9 days, and counting down. I want this to be over.
For years we have been counting up: one term has passed, then two, yet another and we’ve completed a year in school. We count up until the last days of Year 4, as Farewell Assembly approaches. Up, until we’re about to leave the school. I can still vividly remember counting up the months I’ve entered JC, savouring the firsts in this new environment—the new people, new campus and the endless experiences that came with it. Until quite recently, we were still counting up, “you’ve been Year 6s for 6 months already and still…” was a frequent opening ‘address’ before we began with lectures.
Now we’ve finally gotten to counting down: 9 days. Armed with 6 years of dy/dx and F=ma, November is a test of stamina as we perform the finale.
In the weeks following up to this and the days in between the papers, there has been frustration—frustration that came with learning to ace rather than learning to learn. To be better. (In my head, they’re not really the same thing, though I give Cambridge the credit for trying as best as they can to assess what we’ve accumulated in our years of learning with fair papers) There is frustration, also, that came with insomnia. The sleepless nights where countless thoughts stand between a night’s rest and me. The night is still, except for the sound of the cars entering the highway every once in a while. Then, when I close my eyes, the only sound I hear is the throbbing of my heartbeat, anxiously waiting for sleep to befall upon me. It is no less than counterproductive to think about sleep, but it is even more so to think about how to stop thinking about it.
There is also reminiscence. Tonight, I find myself missing the days in the classroom. The luxury of the Raffles Program has been the community of learners and the fortune of having passionate teachers who care about us as people. A visit back to RGS recently reminded me of the very culture of love and support we used to prize: we valued kindness, rewarded good character and gave meaning to one another’s experiences based on how much we cared for what we were working for. Counting down the days in the RI campus has also put things into perspective—the ‘safe haven’ of tables outside lecture theatres, Raja block, a combination of food choices from Manna, RI canteen (x2) and Chill (x2), the most beautiful libraries—in a month we wouldn’t have the freedom to come and go as we please.
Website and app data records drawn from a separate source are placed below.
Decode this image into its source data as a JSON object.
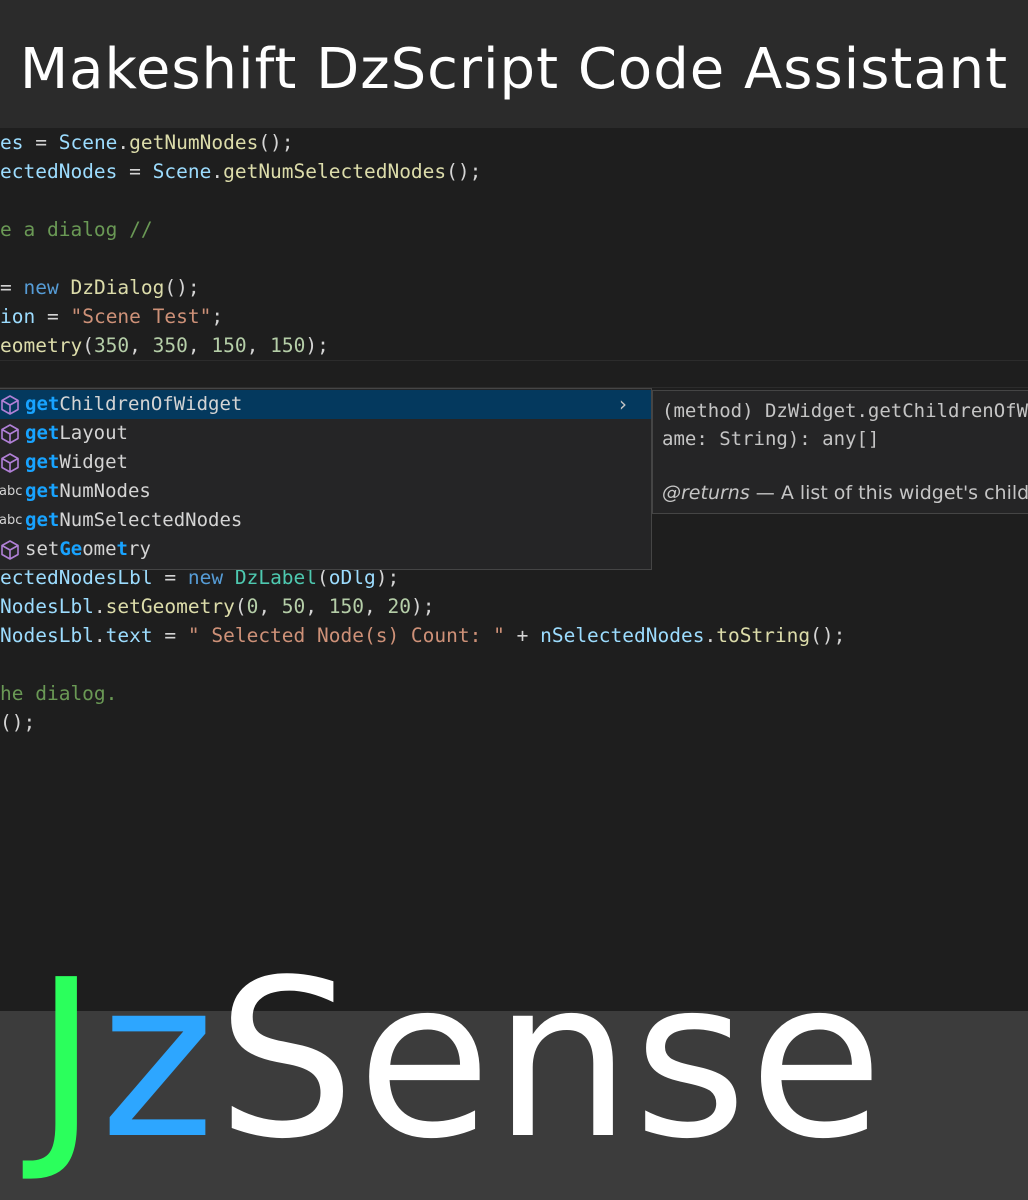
{
  "header": {
    "title": "Makeshift DzScript Code Assistant"
  },
  "colors": {
    "accent_green": "#2bff5c",
    "accent_blue": "#2da6ff",
    "editor_bg": "#1e1e1e",
    "selection_bg": "#04395e"
  },
  "code": {
    "l1": {
      "a": "es",
      "b": " = ",
      "c": "Scene",
      "d": ".",
      "e": "getNumNodes",
      "f": "();"
    },
    "l2": {
      "a": "ectedNodes",
      "b": " = ",
      "c": "Scene",
      "d": ".",
      "e": "getNumSelectedNodes",
      "f": "();"
    },
    "l3": {
      "a": "e a dialog //"
    },
    "l4": {
      "a": "= ",
      "b": "new",
      "c": " ",
      "d": "DzDialog",
      "e": "();"
    },
    "l5": {
      "a": "ion",
      "b": " = ",
      "c": "\"Scene Test\"",
      "d": ";"
    },
    "l6": {
      "a": "eometry",
      "b": "(",
      "c": "350",
      "d": ", ",
      "e": "350",
      "f": ", ",
      "g": "150",
      "h": ", ",
      "i": "150",
      "j": ");"
    },
    "l7": {
      "a": "ectedNodesLbl",
      "b": " = ",
      "c": "new",
      "d": " ",
      "e": "DzLabel",
      "f": "(",
      "g": "oDlg",
      "h": ");"
    },
    "l8": {
      "a": "NodesLbl",
      "b": ".",
      "c": "setGeometry",
      "d": "(",
      "e": "0",
      "f": ", ",
      "g": "50",
      "h": ", ",
      "i": "150",
      "j": ", ",
      "k": "20",
      "l": ");"
    },
    "l9": {
      "a": "NodesLbl",
      "b": ".",
      "c": "text",
      "d": " = ",
      "e": "\" Selected Node(s) Count: \"",
      "f": " + ",
      "g": "nSelectedNodes",
      "h": ".",
      "i": "toString",
      "j": "();"
    },
    "l10": {
      "a": "he dialog."
    },
    "l11": {
      "a": "();"
    }
  },
  "suggestions": [
    {
      "icon": "method-cube-icon",
      "match": "get",
      "rest": "ChildrenOfWidget",
      "selected": true
    },
    {
      "icon": "method-cube-icon",
      "match": "get",
      "rest": "Layout"
    },
    {
      "icon": "method-cube-icon",
      "match": "get",
      "rest": "Widget"
    },
    {
      "icon": "abc-word-icon",
      "abc": "abc",
      "match": "get",
      "rest": "NumNodes"
    },
    {
      "icon": "abc-word-icon",
      "abc": "abc",
      "match": "get",
      "rest": "NumSelectedNodes"
    },
    {
      "icon": "method-cube-icon",
      "parts": [
        "set",
        "Ge",
        "ome",
        "t",
        "ry"
      ]
    }
  ],
  "suggest_chevron": "›",
  "doc": {
    "line1": "(method) DzWidget.getChildrenOfW",
    "line2": "ame: String): any[]",
    "returns_tag": "@returns",
    "returns_text": " — A list of this widget's childr"
  },
  "logo": {
    "j": "J",
    "z": "z",
    "rest": "Sense"
  }
}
We so often take these for granted, but one day, the emptiness in realizing its absence will hit us hard, I’m almost certain.
I dread this month, but I also want to savour these memories and emotions that will one day be too fuzzy to recall. Friends I know who’ve been here and done this tell me it’s “the time of life they loved and made the best friends, but would never want to go back to again”. If that is it, then I’d better remember this.